Photochemical precursors that produce dA? and dG(N2-H)? are needed to investigate their reactivity. The synthesis of two 1,1-diphenylhydrazines (1, 2) and their use as photochemical sources of dA? and dG(N2-H)? is presented. Trapping studies indicate production of these radicals with good fidelity, and 1 was incorporated into an oligonucleotide via solid-phase synthesis. Cyclic voltammetric studies show that reduction potentials of 1 and 2 are lower than those of widely used "hole sinks", e.g., 8-oxodGuo and 7-deazadGuo, to investigate DNA-hole transfer processes. These molecules could be useful (a) as sources of dA? and dG(N2-H)? at specific sites in oligonucleotides and (b) as "hole sinks" for the study of DNA-hole transfer processes.
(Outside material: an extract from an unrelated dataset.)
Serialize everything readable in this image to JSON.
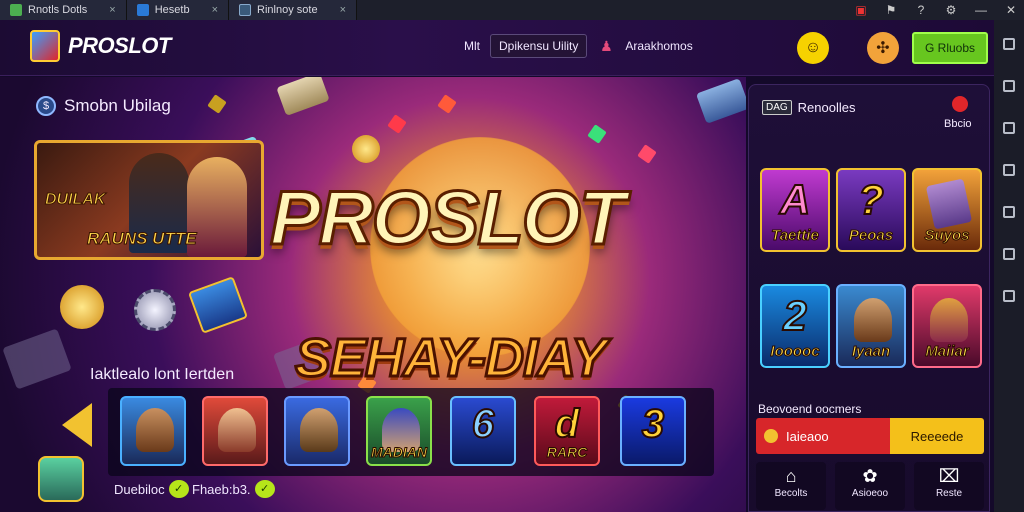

View details for DOI 10.1021/acs.orglett.7b03368
View details for Web of Science ID 000417229000046
View details for PubMedID 29125775
View details for PubMedCentralID PMC5711525
View details for Web of Science ID 000429556705111
View details for Web of Science ID 000429556705058
Formal hydrogen atom abstraction from the nitrogen-hydrogen bonds in purine nucleosides produces reactive intermediates that are important in nucleic acid oxidation. Herein we describe an approach for the independent generation of the purine radical resulting from hydrogen atom abstraction from the N6-amine of 2'-deoxyadenosine (dA?). The method involves sequential Norrish Type I photocleavage of a ketone (7b) and ?-fragmentation of the initially formed alkyl radical (8b) to form dA? and acetone. The formation of dA? was followed by laser flash photolysis, which yields a transient with ?max ? 340 nm and a broader weaker absorption centered at ?560 nm. This transient grows in at ?2 × 105 s-1; however, computations and reactivity data suggest that ?-fragmentation occurs much faster, implying the consumption of dA? as it is formed. Continuous photolysis of 7b in the presence of ferrous ion or thiophenol produces good yields of dA, whereas less reactive thiols afford lower yields presumably due to a polarity mismatch. This tandem photochemical, ?-fragmentation method promises to be useful for site-specific production of dA? in nucleic acid oligomers and/or polymers and also for the production of aminyl radicals, in general.
View details for DOI 10.1021/acs.joc.7b00093
View details for Web of Science ID 000398986000021
View details for PubMedID 28318253
View details for PubMedCentralID PMC5494259